Last week, my daughter came home from the school library with her first graphic novel. She excitedly showed me how the story moved through the speech balloons and panels. Her excitement came from the novel approach (pardon the pun) to telling a story. She recently graduated to chapter books, and I think she was missing the imagery she had grown accustomed to in her beginner books. As I watched her flip through the pages and giggle at the jokes, I realized the effectiveness of being exposed to different approaches and why we shouldn’t force a one-size fits all style to storytelling.
As trainers, we are storytellers. How we structure, write, and tell our stories can vary depending on the team and the content. What approach should you take to storytelling? There are various ways and it can be overwhelming. To address this, we put together a few resources you can use to create a great story in your next training.
A recent article on Vox discussed the surprisingly good storytelling in animated films which they argue comes from storyboarding. Storyboarding doesn’t have to be complicated and may be an essential first step in the story development process. We use a storyboard process to help us be creative and keep us organized.
Once you have a storyboard put together, you may want to take some time to discover your storytelling style with our fun quiz. Next, take a look at our guide on how to structure a training story along with this training story example that uses a similar format.

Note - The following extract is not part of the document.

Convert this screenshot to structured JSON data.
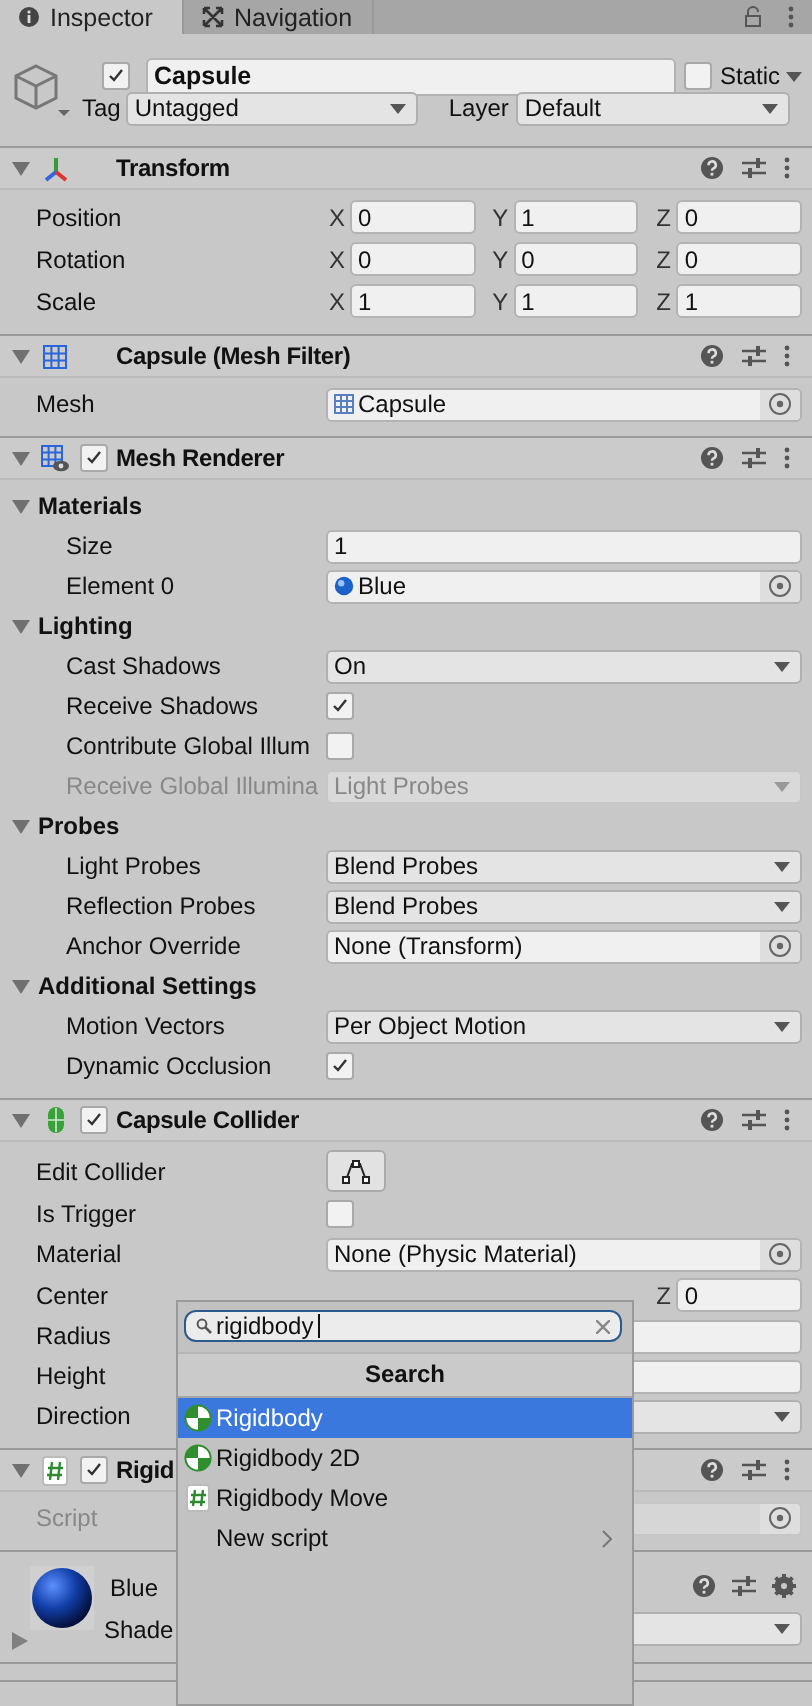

Do you have a favorite approach to storytelling? Let’s talk about it in the comments below!